One of the great spiritual deceptions is that there is a neutral position or state in which the disciple of Christ can idle. When back-sliding Israel became idolatrous, they swung from worshiping God to bowing to idols. Many in the Church today, think this example no longer applies; apostates do not erect a statue to Baal or Molech, yet think that ‘time away from the Lord’ is not an evil; however, Jesus’ teaching is crystal and warns that a person cannot serve two masters:
‘Either you will hate the one and love the other, or you will be devoted to the one and despise the other. You cannot serve both God and Money…’ (Matthew 6:24)
The word translated ‘money’ is a Greek transliteration from the Aramaic, μαμωνᾶς mamonas, and it means any ‘treasure’ in which we place trust; therefore, the nature of the idol is not the issue; idolatry is turning away from God. We either serve God or we oppose Him; rebellion knows no middle way – as described in another of Jesus’ teaching:
‘Enter by the narrow gate. For the gate is wide and the way is easy that leads to destruction, and those who enter by it are many. For the gate is narrow and the way is hard that leads to life, and those who find it are few.’ (ibid 7:13-14)
Again, this is starkly binary. Thus, the disciple is either ignorant of Scripture or self-deluded if he believes that he may please himself with impunity. There is no activity or lack thereof, that is spiritually neutral. We cannot think that there is ‘down-time’ in God’s economy. We either serve God or necessarily do evil.

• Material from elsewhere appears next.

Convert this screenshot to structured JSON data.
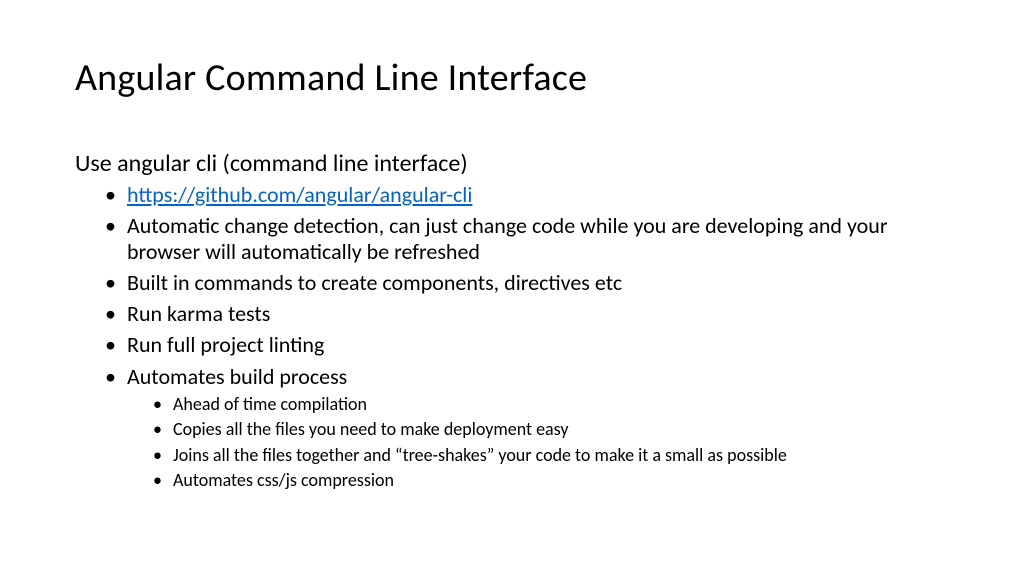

So, what does this look like in practice? Must we be driven or ascetic? Is the disciple forbidden simple pleasures?
Rest and recuperation are in themselves Godly. After being sent out, Jesus takes the twelve to a quiet place to recover, ‘for many were coming and going, and they had no leisure even to eat’ (Mark 6:31).
Thus, a Godly life is not solely about activity but focus; examining what we chose to do or decide not to do through a righteous lens. Paul says:
‘Let the word of Christ dwell in you richly, teaching and admonishing one another in all wisdom, singing psalms and hymns and spiritual songs, with thankfulness in your hearts to God. And whatever you do, in word or deed, do everything in the name of the Lord Jesus, giving thanks to God the Father through him.’ (Colossians 3:16-17)
This is as much to say that we proceed at all times prayerfully – or as the Celtic hymn has it:
God in my speaking and in my thinking
God in my sleeping and in my waking
It is a fatal illusion that we may indulge in innocent pleasures, apart from God and be safe in our neutrality; such compartmentalism is spiritually illogical if we believe in His omniscience. In responding to the provision of most basic of earthly needs, Jesus says all should ‘seek first the Kingdom of God and His righteousness’ (Matthew 6:33).
Paul would have us understand the consequence of following our own desires is to sup with demons; concluding:
‘So, whether you eat or drink, whatever you do, do all to the glory of God.’ (1 Corinthians 10:31)